┌──

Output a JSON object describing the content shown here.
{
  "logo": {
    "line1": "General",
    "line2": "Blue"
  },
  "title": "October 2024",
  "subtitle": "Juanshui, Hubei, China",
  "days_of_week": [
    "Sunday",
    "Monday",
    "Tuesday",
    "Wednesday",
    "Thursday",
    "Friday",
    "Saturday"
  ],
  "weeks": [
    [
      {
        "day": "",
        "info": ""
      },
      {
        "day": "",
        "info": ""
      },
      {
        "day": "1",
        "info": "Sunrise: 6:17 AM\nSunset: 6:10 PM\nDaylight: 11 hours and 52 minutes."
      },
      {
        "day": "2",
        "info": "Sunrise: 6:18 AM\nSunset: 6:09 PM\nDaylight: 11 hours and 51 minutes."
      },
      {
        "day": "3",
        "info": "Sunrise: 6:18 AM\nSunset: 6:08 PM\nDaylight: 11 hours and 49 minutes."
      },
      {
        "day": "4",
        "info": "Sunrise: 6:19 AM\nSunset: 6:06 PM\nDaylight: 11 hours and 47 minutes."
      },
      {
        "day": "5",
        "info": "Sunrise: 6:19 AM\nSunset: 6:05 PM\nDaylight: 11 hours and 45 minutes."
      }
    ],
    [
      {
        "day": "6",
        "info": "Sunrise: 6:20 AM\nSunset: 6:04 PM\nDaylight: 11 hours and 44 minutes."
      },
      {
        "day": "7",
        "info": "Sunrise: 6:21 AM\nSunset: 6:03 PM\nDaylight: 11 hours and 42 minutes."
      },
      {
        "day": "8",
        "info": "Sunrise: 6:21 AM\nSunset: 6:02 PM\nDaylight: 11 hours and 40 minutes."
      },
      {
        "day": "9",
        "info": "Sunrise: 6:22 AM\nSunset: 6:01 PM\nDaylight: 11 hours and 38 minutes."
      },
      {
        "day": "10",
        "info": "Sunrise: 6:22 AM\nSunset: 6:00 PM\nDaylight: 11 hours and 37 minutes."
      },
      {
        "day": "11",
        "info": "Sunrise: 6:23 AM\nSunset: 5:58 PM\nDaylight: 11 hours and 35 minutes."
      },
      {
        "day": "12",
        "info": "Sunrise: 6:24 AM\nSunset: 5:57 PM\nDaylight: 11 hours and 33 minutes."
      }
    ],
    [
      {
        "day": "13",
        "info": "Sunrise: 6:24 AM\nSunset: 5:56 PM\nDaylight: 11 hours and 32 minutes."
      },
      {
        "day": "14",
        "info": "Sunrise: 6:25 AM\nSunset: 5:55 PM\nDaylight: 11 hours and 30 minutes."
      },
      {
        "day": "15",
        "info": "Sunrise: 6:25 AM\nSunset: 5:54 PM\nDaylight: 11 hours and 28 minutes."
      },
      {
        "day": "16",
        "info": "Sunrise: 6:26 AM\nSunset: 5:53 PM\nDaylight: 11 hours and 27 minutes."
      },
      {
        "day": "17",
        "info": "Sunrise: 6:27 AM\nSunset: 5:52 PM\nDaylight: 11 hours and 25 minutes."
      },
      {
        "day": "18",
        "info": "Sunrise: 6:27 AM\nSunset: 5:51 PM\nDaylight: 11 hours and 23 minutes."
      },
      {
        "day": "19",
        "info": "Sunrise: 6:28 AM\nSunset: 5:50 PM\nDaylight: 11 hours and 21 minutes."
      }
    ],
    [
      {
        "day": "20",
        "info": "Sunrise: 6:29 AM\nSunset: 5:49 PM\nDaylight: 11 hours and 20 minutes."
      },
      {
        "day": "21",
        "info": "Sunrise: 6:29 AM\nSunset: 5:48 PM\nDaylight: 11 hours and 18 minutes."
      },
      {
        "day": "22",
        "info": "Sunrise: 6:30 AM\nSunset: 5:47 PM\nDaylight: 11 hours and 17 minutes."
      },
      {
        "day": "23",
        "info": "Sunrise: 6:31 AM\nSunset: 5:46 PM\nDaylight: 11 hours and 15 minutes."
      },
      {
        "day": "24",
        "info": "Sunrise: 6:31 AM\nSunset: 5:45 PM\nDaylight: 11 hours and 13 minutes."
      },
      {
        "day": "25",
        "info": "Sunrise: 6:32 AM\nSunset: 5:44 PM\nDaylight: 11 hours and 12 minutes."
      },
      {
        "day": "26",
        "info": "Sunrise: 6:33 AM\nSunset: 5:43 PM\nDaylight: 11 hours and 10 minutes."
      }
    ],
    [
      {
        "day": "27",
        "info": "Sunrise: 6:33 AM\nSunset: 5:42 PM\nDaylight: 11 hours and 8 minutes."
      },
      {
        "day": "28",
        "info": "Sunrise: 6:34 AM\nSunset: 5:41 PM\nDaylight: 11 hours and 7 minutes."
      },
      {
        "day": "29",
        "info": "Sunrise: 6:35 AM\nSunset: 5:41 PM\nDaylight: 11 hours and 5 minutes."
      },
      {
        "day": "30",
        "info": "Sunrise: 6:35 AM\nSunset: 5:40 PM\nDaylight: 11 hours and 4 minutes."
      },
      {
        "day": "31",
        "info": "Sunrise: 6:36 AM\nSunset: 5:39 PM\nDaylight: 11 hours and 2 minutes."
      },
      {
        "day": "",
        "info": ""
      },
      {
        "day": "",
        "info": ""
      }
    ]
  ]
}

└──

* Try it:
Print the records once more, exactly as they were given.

* Answer space:
Output a JSON object describing the content shown here.
{
  "logo": {
    "line1": "General",
    "line2": "Blue"
  },
  "title": "October 2024",
  "subtitle": "Juanshui, Hubei, China",
  "days_of_week": [
    "Sunday",
    "Monday",
    "Tuesday",
    "Wednesday",
    "Thursday",
    "Friday",
    "Saturday"
  ],
  "weeks": [
    [
      {
        "day": "",
        "info": ""
      },
      {
        "day": "",
        "info": ""
      },
      {
        "day": "1",
        "info": "Sunrise: 6:17 AM\nSunset: 6:10 PM\nDaylight: 11 hours and 52 minutes."
      },
      {
        "day": "2",
        "info": "Sunrise: 6:18 AM\nSunset: 6:09 PM\nDaylight: 11 hours and 51 minutes."
      },
      {
        "day": "3",
        "info": "Sunrise: 6:18 AM\nSunset: 6:08 PM\nDaylight: 11 hours and 49 minutes."
      },
      {
        "day": "4",
        "info": "Sunrise: 6:19 AM\nSunset: 6:06 PM\nDaylight: 11 hours and 47 minutes."
      },
      {
        "day": "5",
        "info": "Sunrise: 6:19 AM\nSunset: 6:05 PM\nDaylight: 11 hours and 45 minutes."
      }
    ],
    [
      {
        "day": "6",
        "info": "Sunrise: 6:20 AM\nSunset: 6:04 PM\nDaylight: 11 hours and 44 minutes."
      },
      {
        "day": "7",
        "info": "Sunrise: 6:21 AM\nSunset: 6:03 PM\nDaylight: 11 hours and 42 minutes."
      },
      {
        "day": "8",
        "info": "Sunrise: 6:21 AM\nSunset: 6:02 PM\nDaylight: 11 hours and 40 minutes."
      },
      {
        "day": "9",
        "info": "Sunrise: 6:22 AM\nSunset: 6:01 PM\nDaylight: 11 hours and 38 minutes."
      },
      {
        "day": "10",
        "info": "Sunrise: 6:22 AM\nSunset: 6:00 PM\nDaylight: 11 hours and 37 minutes."
      },
      {
        "day": "11",
        "info": "Sunrise: 6:23 AM\nSunset: 5:58 PM\nDaylight: 11 hours and 35 minutes."
      },
      {
        "day": "12",
        "info": "Sunrise: 6:24 AM\nSunset: 5:57 PM\nDaylight: 11 hours and 33 minutes."
      }
    ],
    [
      {
        "day": "13",
        "info": "Sunrise: 6:24 AM\nSunset: 5:56 PM\nDaylight: 11 hours and 32 minutes."
      },
      {
        "day": "14",
        "info": "Sunrise: 6:25 AM\nSunset: 5:55 PM\nDaylight: 11 hours and 30 minutes."
      },
      {
        "day": "15",
        "info": "Sunrise: 6:25 AM\nSunset: 5:54 PM\nDaylight: 11 hours and 28 minutes."
      },
      {
        "day": "16",
        "info": "Sunrise: 6:26 AM\nSunset: 5:53 PM\nDaylight: 11 hours and 27 minutes."
      },
      {
        "day": "17",
        "info": "Sunrise: 6:27 AM\nSunset: 5:52 PM\nDaylight: 11 hours and 25 minutes."
      },
      {
        "day": "18",
        "info": "Sunrise: 6:27 AM\nSunset: 5:51 PM\nDaylight: 11 hours and 23 minutes."
      },
      {
        "day": "19",
        "info": "Sunrise: 6:28 AM\nSunset: 5:50 PM\nDaylight: 11 hours and 21 minutes."
      }
    ],
    [
      {
        "day": "20",
        "info": "Sunrise: 6:29 AM\nSunset: 5:49 PM\nDaylight: 11 hours and 20 minutes."
      },
      {
        "day": "21",
        "info": "Sunrise: 6:29 AM\nSunset: 5:48 PM\nDaylight: 11 hours and 18 minutes."
      },
      {
        "day": "22",
        "info": "Sunrise: 6:30 AM\nSunset: 5:47 PM\nDaylight: 11 hours and 17 minutes."
      },
      {
        "day": "23",
        "info": "Sunrise: 6:31 AM\nSunset: 5:46 PM\nDaylight: 11 hours and 15 minutes."
      },
      {
        "day": "24",
        "info": "Sunrise: 6:31 AM\nSunset: 5:45 PM\nDaylight: 11 hours and 13 minutes."
      },
      {
        "day": "25",
        "info": "Sunrise: 6:32 AM\nSunset: 5:44 PM\nDaylight: 11 hours and 12 minutes."
      },
      {
        "day": "26",
        "info": "Sunrise: 6:33 AM\nSunset: 5:43 PM\nDaylight: 11 hours and 10 minutes."
      }
    ],
    [
      {
        "day": "27",
        "info": "Sunrise: 6:33 AM\nSunset: 5:42 PM\nDaylight: 11 hours and 8 minutes."
      },
      {
        "day": "28",
        "info": "Sunrise: 6:34 AM\nSunset: 5:41 PM\nDaylight: 11 hours and 7 minutes."
      },
      {
        "day": "29",
        "info": "Sunrise: 6:35 AM\nSunset: 5:41 PM\nDaylight: 11 hours and 5 minutes."
      },
      {
        "day": "30",
        "info": "Sunrise: 6:35 AM\nSunset: 5:40 PM\nDaylight: 11 hours and 4 minutes."
      },
      {
        "day": "31",
        "info": "Sunrise: 6:36 AM\nSunset: 5:39 PM\nDaylight: 11 hours and 2 minutes."
      },
      {
        "day": "",
        "info": ""
      },
      {
        "day": "",
        "info": ""
      }
    ]
  ]
}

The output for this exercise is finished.